= Beginning of Section =
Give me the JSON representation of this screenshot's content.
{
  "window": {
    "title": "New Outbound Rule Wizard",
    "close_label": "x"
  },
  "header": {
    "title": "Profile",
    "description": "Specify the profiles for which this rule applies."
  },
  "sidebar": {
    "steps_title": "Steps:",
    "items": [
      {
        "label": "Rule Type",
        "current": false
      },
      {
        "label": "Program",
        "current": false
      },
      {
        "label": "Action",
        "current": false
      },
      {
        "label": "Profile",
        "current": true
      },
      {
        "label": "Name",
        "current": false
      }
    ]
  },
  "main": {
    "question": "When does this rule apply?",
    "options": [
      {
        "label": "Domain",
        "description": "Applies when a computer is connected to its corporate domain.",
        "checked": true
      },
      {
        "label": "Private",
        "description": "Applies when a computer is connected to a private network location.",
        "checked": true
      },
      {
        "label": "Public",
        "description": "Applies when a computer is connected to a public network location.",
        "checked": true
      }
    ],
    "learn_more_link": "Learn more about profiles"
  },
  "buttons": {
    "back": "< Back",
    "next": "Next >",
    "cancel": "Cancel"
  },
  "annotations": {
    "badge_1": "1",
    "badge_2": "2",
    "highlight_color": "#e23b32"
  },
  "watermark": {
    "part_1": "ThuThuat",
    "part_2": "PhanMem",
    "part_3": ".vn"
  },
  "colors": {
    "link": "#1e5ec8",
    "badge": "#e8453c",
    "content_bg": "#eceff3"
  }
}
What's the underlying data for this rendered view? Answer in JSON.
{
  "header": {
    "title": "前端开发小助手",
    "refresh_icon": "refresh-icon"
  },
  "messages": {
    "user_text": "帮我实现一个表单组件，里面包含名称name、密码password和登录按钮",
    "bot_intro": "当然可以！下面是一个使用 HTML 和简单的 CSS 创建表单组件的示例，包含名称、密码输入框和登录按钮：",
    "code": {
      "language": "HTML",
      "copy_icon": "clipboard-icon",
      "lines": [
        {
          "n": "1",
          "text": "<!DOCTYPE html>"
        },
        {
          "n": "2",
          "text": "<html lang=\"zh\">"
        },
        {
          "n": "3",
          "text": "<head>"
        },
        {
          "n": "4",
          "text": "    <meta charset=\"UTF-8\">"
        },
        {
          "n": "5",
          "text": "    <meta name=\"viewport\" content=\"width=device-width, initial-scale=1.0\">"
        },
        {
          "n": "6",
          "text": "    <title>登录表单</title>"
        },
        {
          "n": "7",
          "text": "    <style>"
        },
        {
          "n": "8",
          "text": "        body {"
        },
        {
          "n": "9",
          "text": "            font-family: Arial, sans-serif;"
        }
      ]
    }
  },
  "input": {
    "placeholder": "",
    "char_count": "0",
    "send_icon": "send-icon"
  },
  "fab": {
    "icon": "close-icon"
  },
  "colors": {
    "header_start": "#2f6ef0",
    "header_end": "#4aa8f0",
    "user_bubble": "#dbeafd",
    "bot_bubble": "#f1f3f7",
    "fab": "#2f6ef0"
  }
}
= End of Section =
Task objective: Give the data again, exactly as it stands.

Solution for this exercise:
Give me the JSON representation of this screenshot's content.
{
  "window": {
    "title": "New Outbound Rule Wizard",
    "close_label": "x"
  },
  "header": {
    "title": "Profile",
    "description": "Specify the profiles for which this rule applies."
  },
  "sidebar": {
    "steps_title": "Steps:",
    "items": [
      {
        "label": "Rule Type",
        "current": false
      },
      {
        "label": "Program",
        "current": false
      },
      {
        "label": "Action",
        "current": false
      },
      {
        "label": "Profile",
        "current": true
      },
      {
        "label": "Name",
        "current": false
      }
    ]
  },
  "main": {
    "question": "When does this rule apply?",
    "options": [
      {
        "label": "Domain",
        "description": "Applies when a computer is connected to its corporate domain.",
        "checked": true
      },
      {
        "label": "Private",
        "description": "Applies when a computer is connected to a private network location.",
        "checked": true
      },
      {
        "label": "Public",
        "description": "Applies when a computer is connected to a public network location.",
        "checked": true
      }
    ],
    "learn_more_link": "Learn more about profiles"
  },
  "buttons": {
    "back": "< Back",
    "next": "Next >",
    "cancel": "Cancel"
  },
  "annotations": {
    "badge_1": "1",
    "badge_2": "2",
    "highlight_color": "#e23b32"
  },
  "watermark": {
    "part_1": "ThuThuat",
    "part_2": "PhanMem",
    "part_3": ".vn"
  },
  "colors": {
    "link": "#1e5ec8",
    "badge": "#e8453c",
    "content_bg": "#eceff3"
  }
}
What's the underlying data for this rendered view? Answer in JSON.
{
  "header": {
    "title": "前端开发小助手",
    "refresh_icon": "refresh-icon"
  },
  "messages": {
    "user_text": "帮我实现一个表单组件，里面包含名称name、密码password和登录按钮",
    "bot_intro": "当然可以！下面是一个使用 HTML 和简单的 CSS 创建表单组件的示例，包含名称、密码输入框和登录按钮：",
    "code": {
      "language": "HTML",
      "copy_icon": "clipboard-icon",
      "lines": [
        {
          "n": "1",
          "text": "<!DOCTYPE html>"
        },
        {
          "n": "2",
          "text": "<html lang=\"zh\">"
        },
        {
          "n": "3",
          "text": "<head>"
        },
        {
          "n": "4",
          "text": "    <meta charset=\"UTF-8\">"
        },
        {
          "n": "5",
          "text": "    <meta name=\"viewport\" content=\"width=device-width, initial-scale=1.0\">"
        },
        {
          "n": "6",
          "text": "    <title>登录表单</title>"
        },
        {
          "n": "7",
          "text": "    <style>"
        },
        {
          "n": "8",
          "text": "        body {"
        },
        {
          "n": "9",
          "text": "            font-family: Arial, sans-serif;"
        }
      ]
    }
  },
  "input": {
    "placeholder": "",
    "char_count": "0",
    "send_icon": "send-icon"
  },
  "fab": {
    "icon": "close-icon"
  },
  "colors": {
    "header_start": "#2f6ef0",
    "header_end": "#4aa8f0",
    "user_bubble": "#dbeafd",
    "bot_bubble": "#f1f3f7",
    "fab": "#2f6ef0"
  }
}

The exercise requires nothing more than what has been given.